= EXERCISE AIM =
Only lines that contain the word "this" belong in the answer; copy them from the records below.
● ● ●
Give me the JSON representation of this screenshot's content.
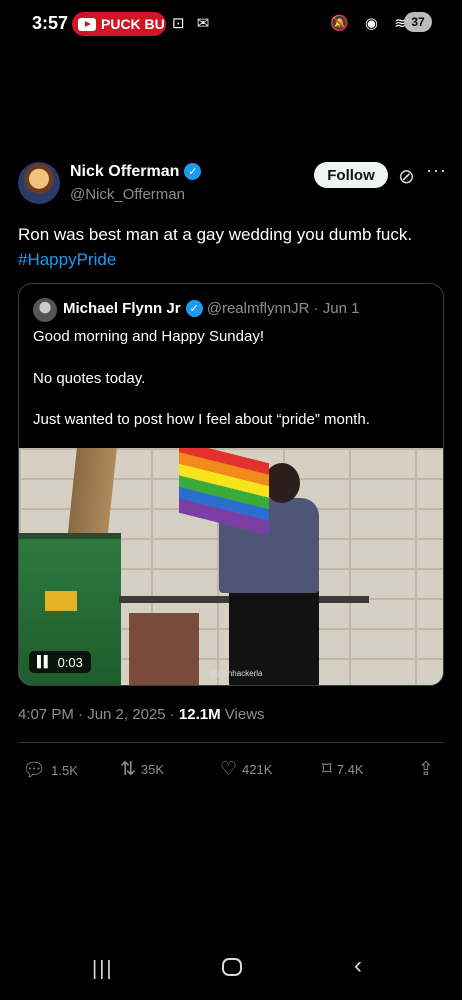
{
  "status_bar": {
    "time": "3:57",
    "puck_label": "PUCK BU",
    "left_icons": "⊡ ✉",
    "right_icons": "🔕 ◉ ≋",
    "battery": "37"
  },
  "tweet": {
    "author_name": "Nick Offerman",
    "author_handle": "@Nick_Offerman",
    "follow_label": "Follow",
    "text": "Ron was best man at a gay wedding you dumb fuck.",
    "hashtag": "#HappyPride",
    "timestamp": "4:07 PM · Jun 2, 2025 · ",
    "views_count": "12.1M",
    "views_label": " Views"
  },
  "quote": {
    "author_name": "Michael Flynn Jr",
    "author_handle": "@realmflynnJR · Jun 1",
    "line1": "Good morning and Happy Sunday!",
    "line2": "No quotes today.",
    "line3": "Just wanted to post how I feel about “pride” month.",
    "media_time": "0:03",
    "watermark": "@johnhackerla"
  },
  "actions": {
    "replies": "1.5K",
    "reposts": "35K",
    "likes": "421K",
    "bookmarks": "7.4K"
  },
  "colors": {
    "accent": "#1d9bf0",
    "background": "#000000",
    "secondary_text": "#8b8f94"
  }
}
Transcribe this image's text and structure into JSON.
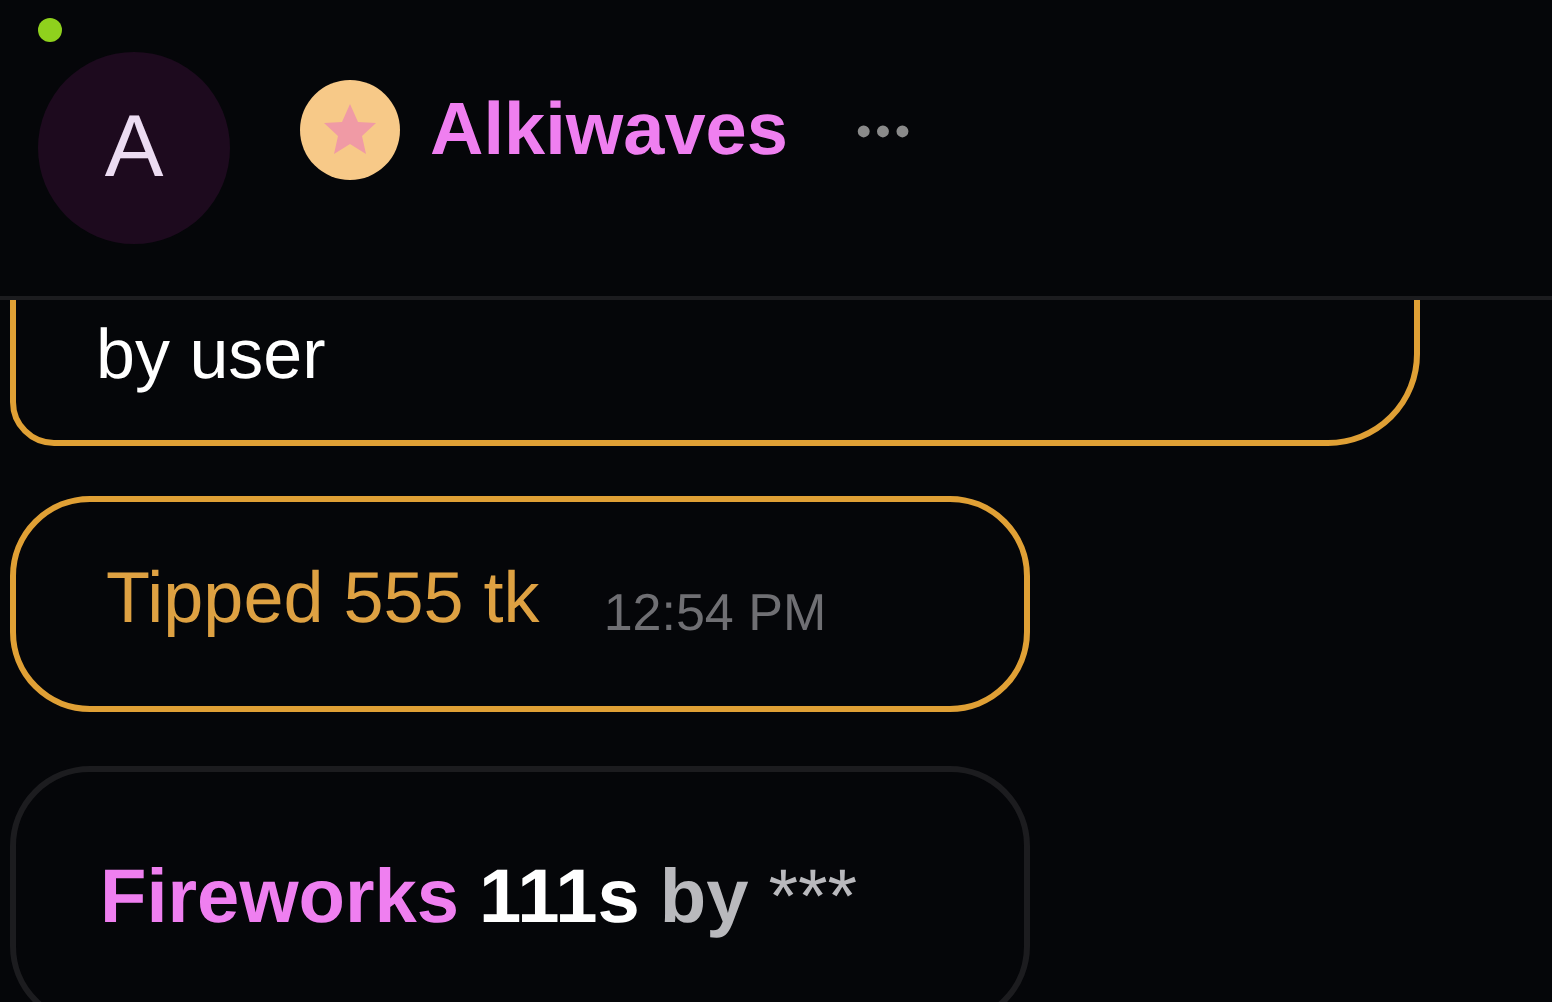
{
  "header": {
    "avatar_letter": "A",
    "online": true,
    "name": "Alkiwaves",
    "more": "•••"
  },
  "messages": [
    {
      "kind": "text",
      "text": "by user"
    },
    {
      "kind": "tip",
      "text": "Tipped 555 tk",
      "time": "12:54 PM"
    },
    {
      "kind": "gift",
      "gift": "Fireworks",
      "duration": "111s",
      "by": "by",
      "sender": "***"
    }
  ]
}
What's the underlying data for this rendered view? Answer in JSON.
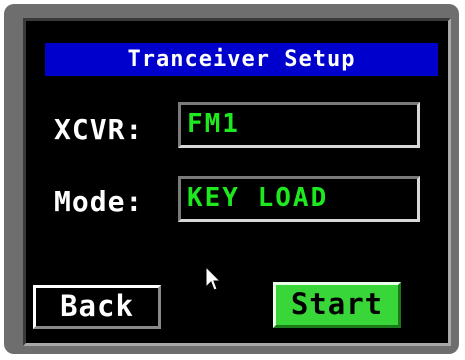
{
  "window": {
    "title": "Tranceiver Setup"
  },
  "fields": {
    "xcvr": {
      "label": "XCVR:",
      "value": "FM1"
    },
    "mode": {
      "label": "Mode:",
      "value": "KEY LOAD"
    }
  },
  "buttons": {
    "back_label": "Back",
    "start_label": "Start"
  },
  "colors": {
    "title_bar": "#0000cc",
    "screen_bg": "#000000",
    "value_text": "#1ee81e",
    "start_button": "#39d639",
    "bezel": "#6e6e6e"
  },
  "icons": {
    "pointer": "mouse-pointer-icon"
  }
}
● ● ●
= RESPONSE BOX =
Give me the JSON representation of this screenshot's content.
Transcribe this image's text and structure into JSON.
What's the underlying data for this rendered view? Answer in JSON.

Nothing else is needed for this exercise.